What stuff do you fact check?
In order for FactCheckNI to research a claim, the claim must be:
- a statement made in public, which can be attributed to a specific person (e.g. a politician or campaigner) or organisation (e.g. a report)
- an assertion or allegation that can be validated or refuted (to a degree)
- based on past or present actions (i.e. not speculative about the future)
Why should I accept anything you say?
Claims that are researched by FactCheckNI are done so only with publicly available sources.
Where possible, we will attempt to contact the person/organisation who made the claim, to verify the accuracy of the original statement. We will investigate any sources that the claimant provides.
In our research, we are aware of the variable standards of quality, and we will verify the methodology applied. For example, information provided by a statutory statistical agency may take less time to validate than a dial-in telephone survey to a radio programme.
We seek out sources of evidence that could contradict our developed conclusion, and we provide source links to all cited evidence that supports as well as refutes the claim.
In all our published articles, we will write in the style of research discovery, whereby a reader can follow our investigation and double-check our source links.
While we will publish an overall summary of our findings about the claim, readers are free to draw their own conclusions, whether in agreement or not with ours, and whether with or without the evidence that we provide.
We welcome submission of further evidence, post-publication of any FactCheckNI article, whether it validates or refutes our conclusion. Where a correction to our article is required, we will do so with transparency. An updated article will be annotated as such at its header, with a description of the amendment in its footer.
New information can be sent to us at: email@example.com
What’s your bias?
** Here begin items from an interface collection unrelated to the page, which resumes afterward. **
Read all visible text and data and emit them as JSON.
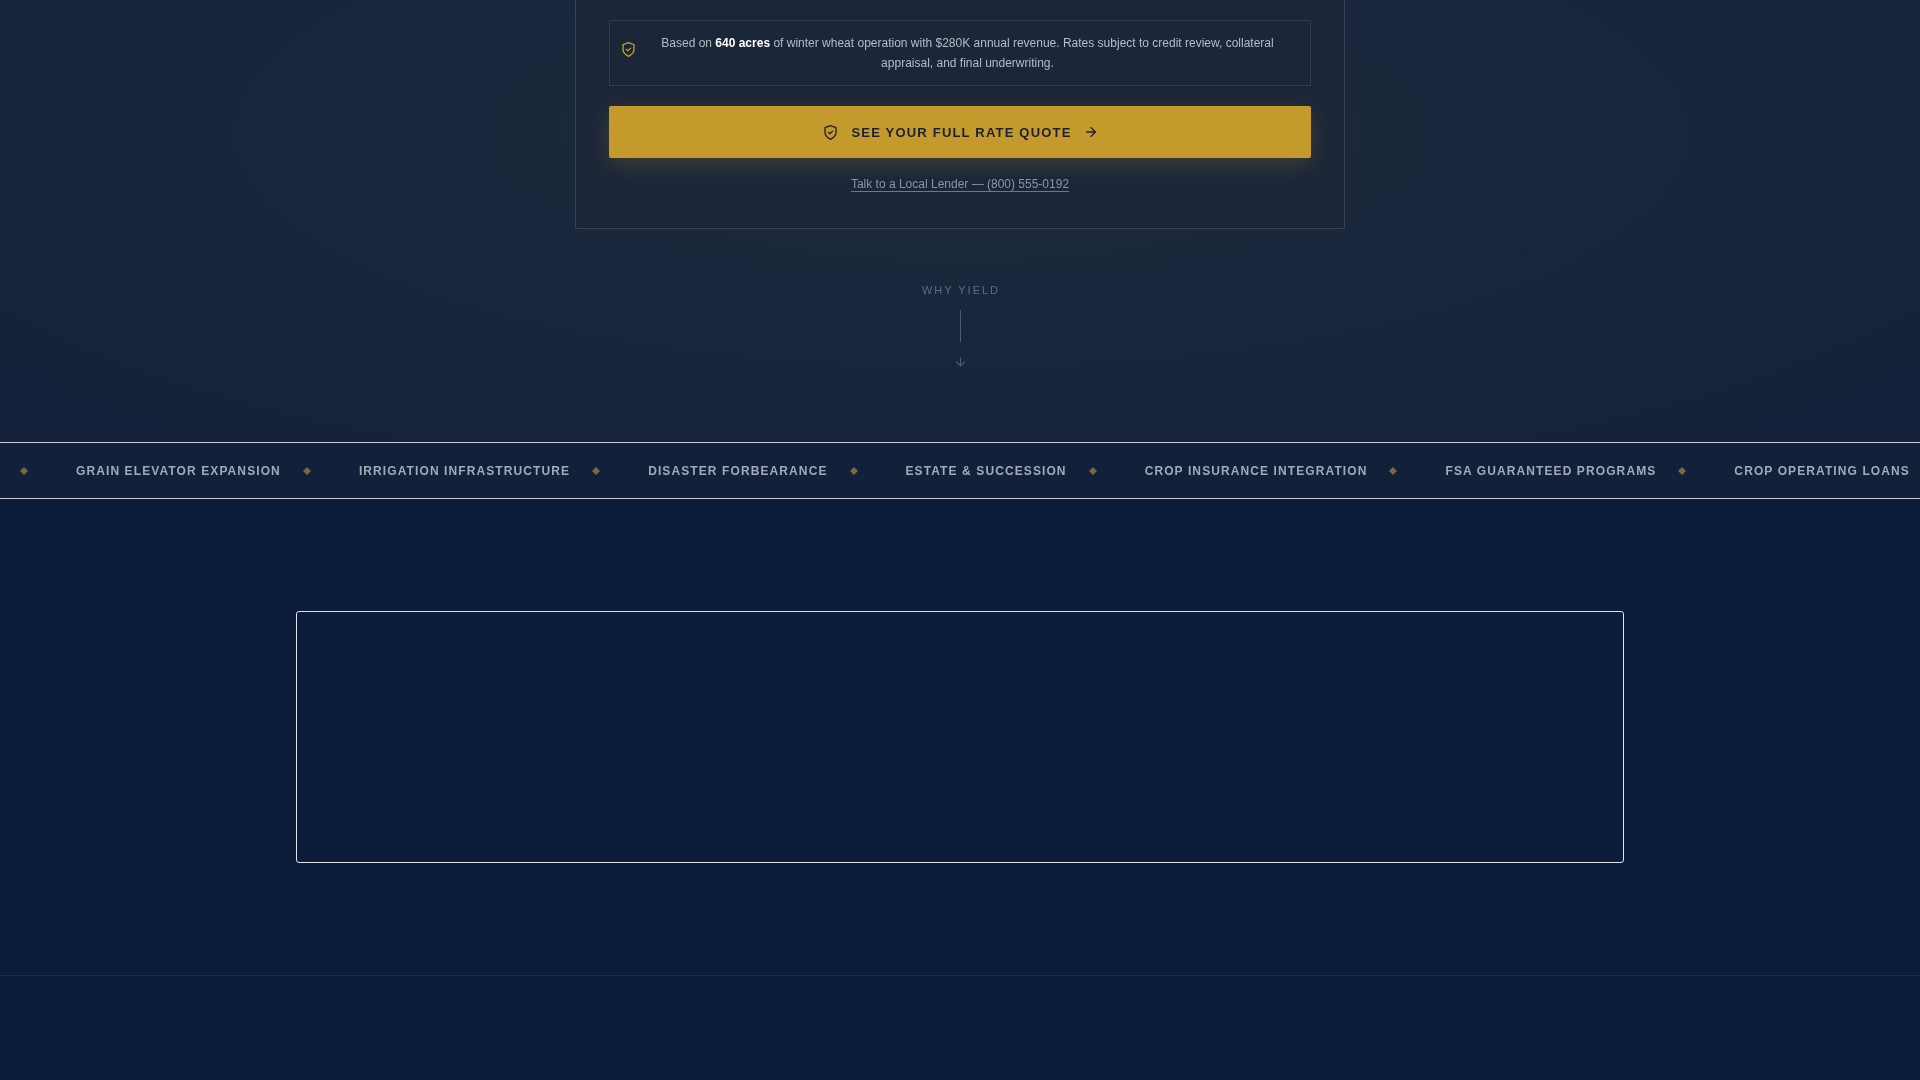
{
  "rate_card": {
    "notice": "Based on **640 acres** of winter wheat operation with $280K annual revenue. Rates subject to credit review, collateral appraisal, and final underwriting.",
    "cta_button": "SEE YOUR FULL RATE QUOTE",
    "lender_link": "Talk to a Local Lender — (800) 555-0192"
  },
  "why_section": {
    "label": "WHY YIELD"
  },
  "ticker": {
    "items": [
      "GRAIN ELEVATOR EXPANSION",
      "IRRIGATION INFRASTRUCTURE",
      "DISASTER FORBEARANCE",
      "ESTATE & SUCCESSION",
      "CROP INSURANCE INTEGRATION",
      "FSA GUARANTEED PROGRAMS",
      "CROP OPERATING LOANS"
    ]
  }
}
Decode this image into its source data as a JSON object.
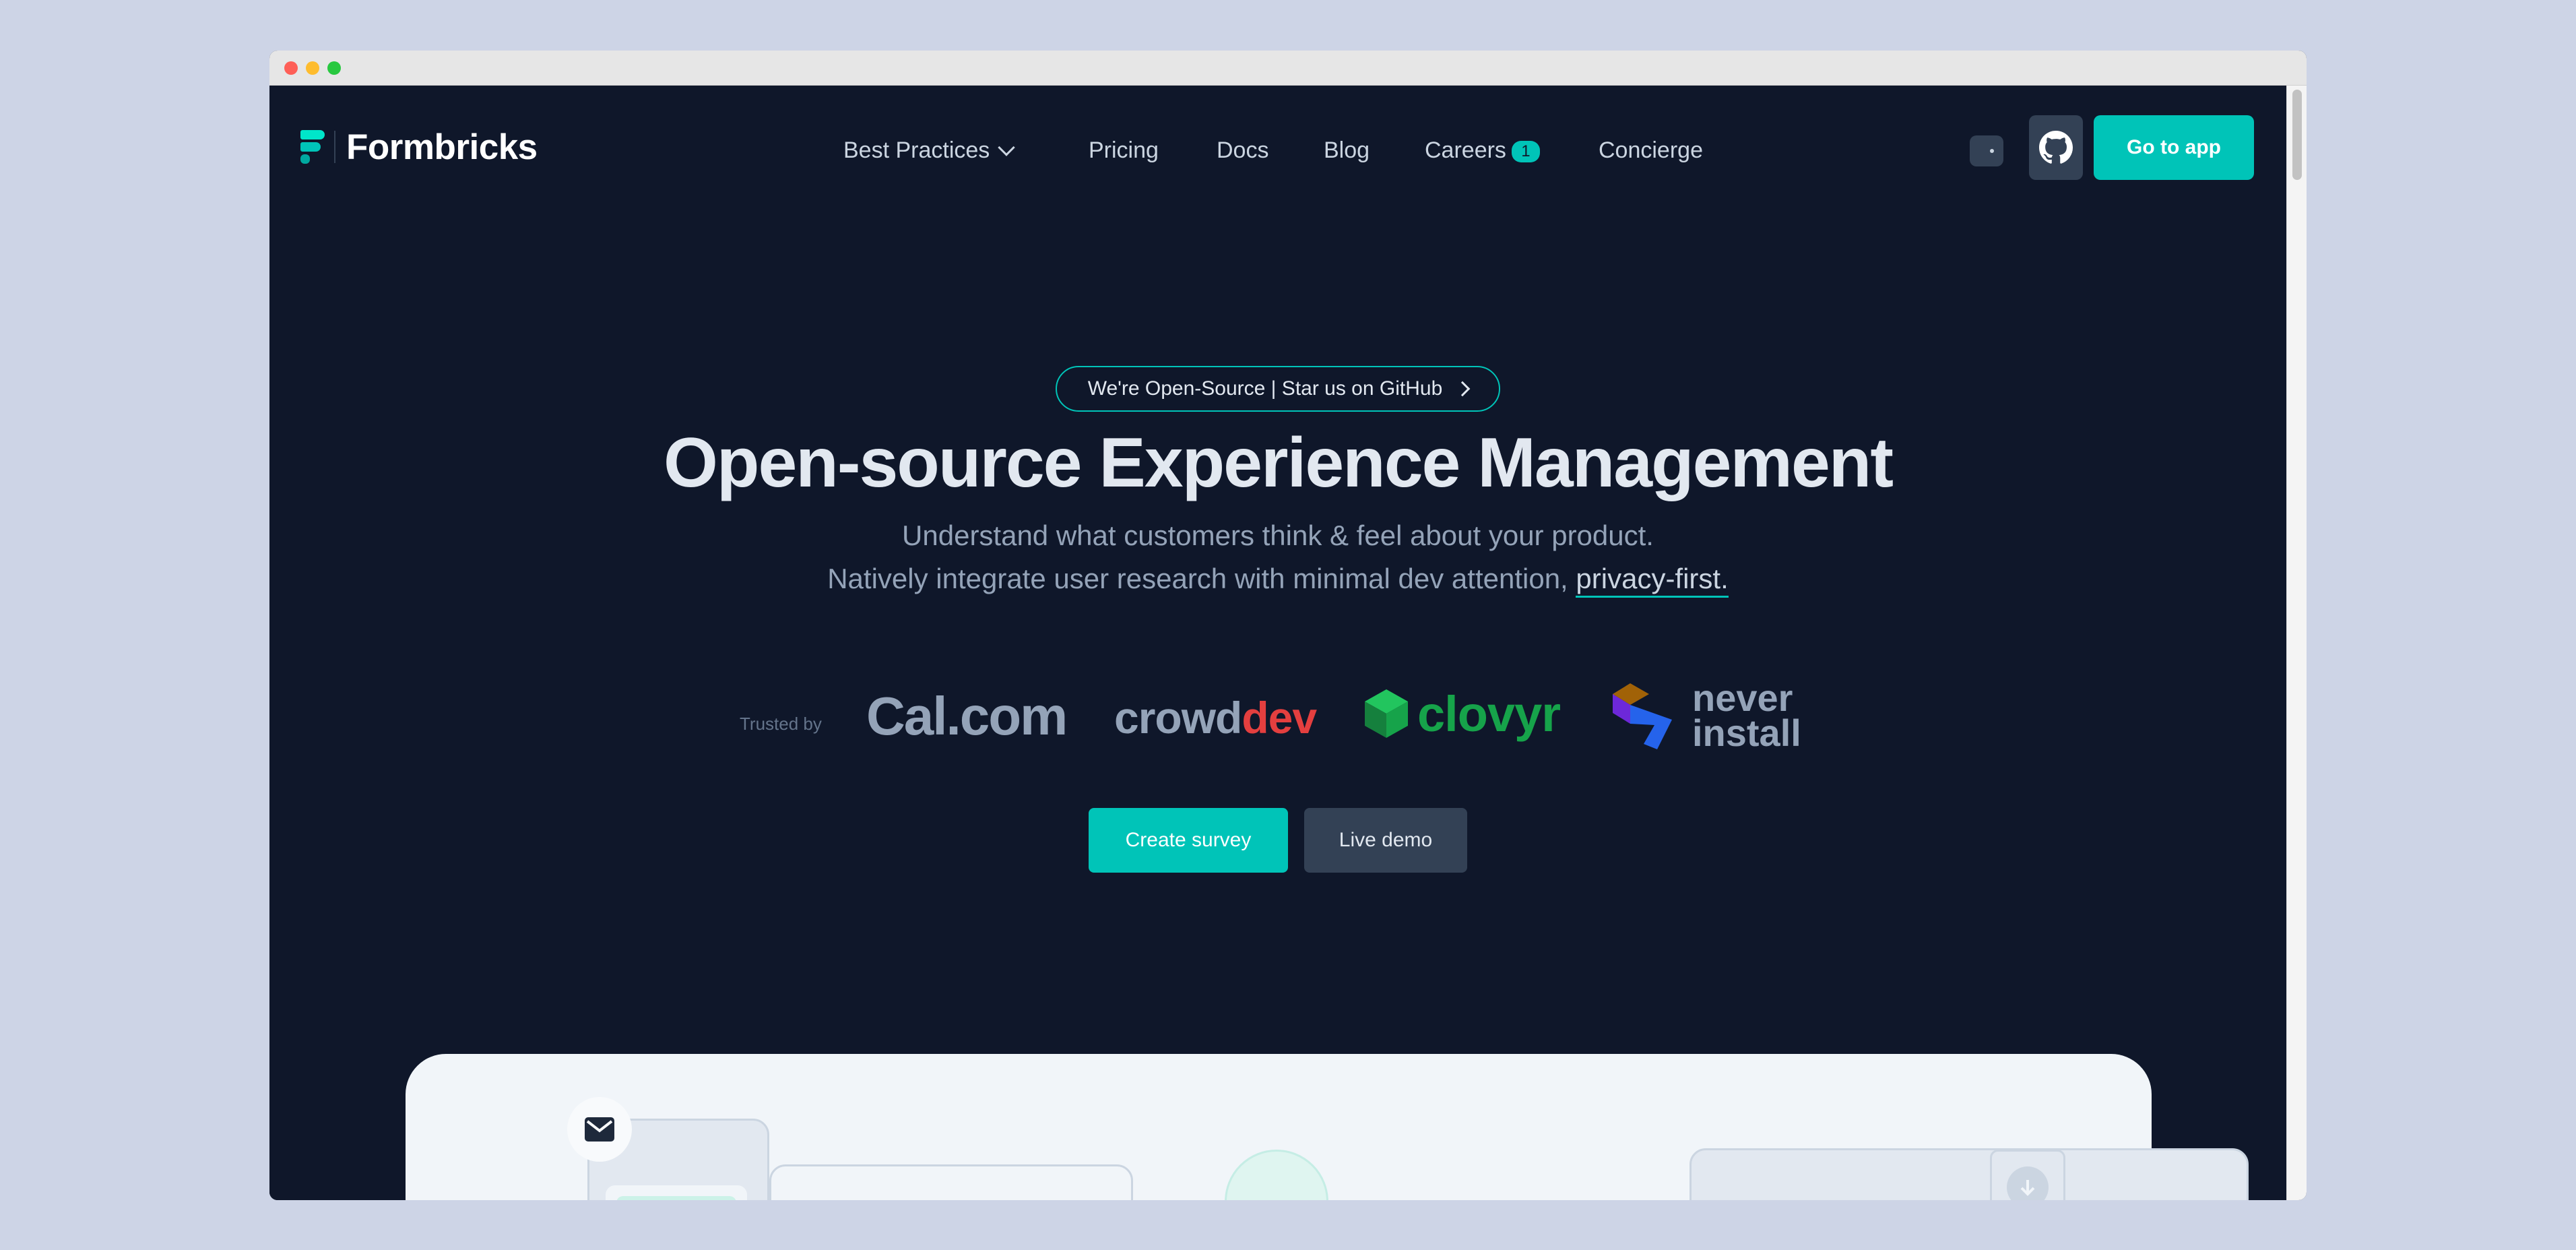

We are acutely aware that in a contested place such as Northern Ireland, many people use a “telling process” to try to discover “which side” someone is coming from.
Everyone involved at FactCheckNI ‐‐ volunteers, interns, committee members, team managers and the board ‐‐ work under the fundamental principles of impartiality, transparency and accuracy.
Impartiality means that we cover claims across the political spectrum, without fear or favour. We check all sides, and provide the widest range of sources for a fact‐checked claim. Our final articles involve many participants in its creation, and thus we do not publish author by‐lines; you can review our project team here.
Transparency means that we will always attempt to contact the source of the claim. We provide links to sources (always public; never anonymous ones). You will be able to discover the source of our sources.
Accuracy means that we double‐check a fact check with at least two people before publishing. When we make mistakes, we correct them as quickly as possible, and allow viewers to easily see what we’ve corrected.
Are you trying to tell if a politician is lying?
Lying means that someone purposefully intended to mislead someone else. That’s a hard case to prove, and that’s not what we do. (Even in Parliament, declaring a fellow member as a liar is a serious accusation.)
We are not trying to examine the intent behind a statement, rather, many of us are probably guilty of saying something inaccurate to another person or group, later relieved that it was likely forgotten. For politicians, in the media glaze and covering a wide range of topics, their mistakes are rapidly replayed across the airwaves and social media channels.
We believe that what is more important than catching a politician out is to present the additional perspectives and/or nuances of a claim. You can then decide how much a public representative is consistent with his or her facts.
How do I submit a claim to be fact checked?
Simply by completing our online form.
We cannot promise to check every claim suggested but we do promise to read all suggestions.
It would be helpful if you provide as much information as possible, such as date, source, and any particular reason why you’re skeptical of the claim.
We will then submit it to our editorial process. We may not be able to reply how far we process it, yet we welcome claims from the public for consideration.
How can I help out?
If you like our work, you can help by giving a regular or one‐off donation: http://factcheckni.org/donate
If you have expertise in one of our topics, and agree with us that fact checking can improve the quality of public debate in Northern Ireland, then please let us know so we can consider your knowledge and skills.
If you have even just a few hours a week to spare, you can assist us by becoming a FactCheckNI Media Monitor volunteer. We’ll provide training, support and some craic!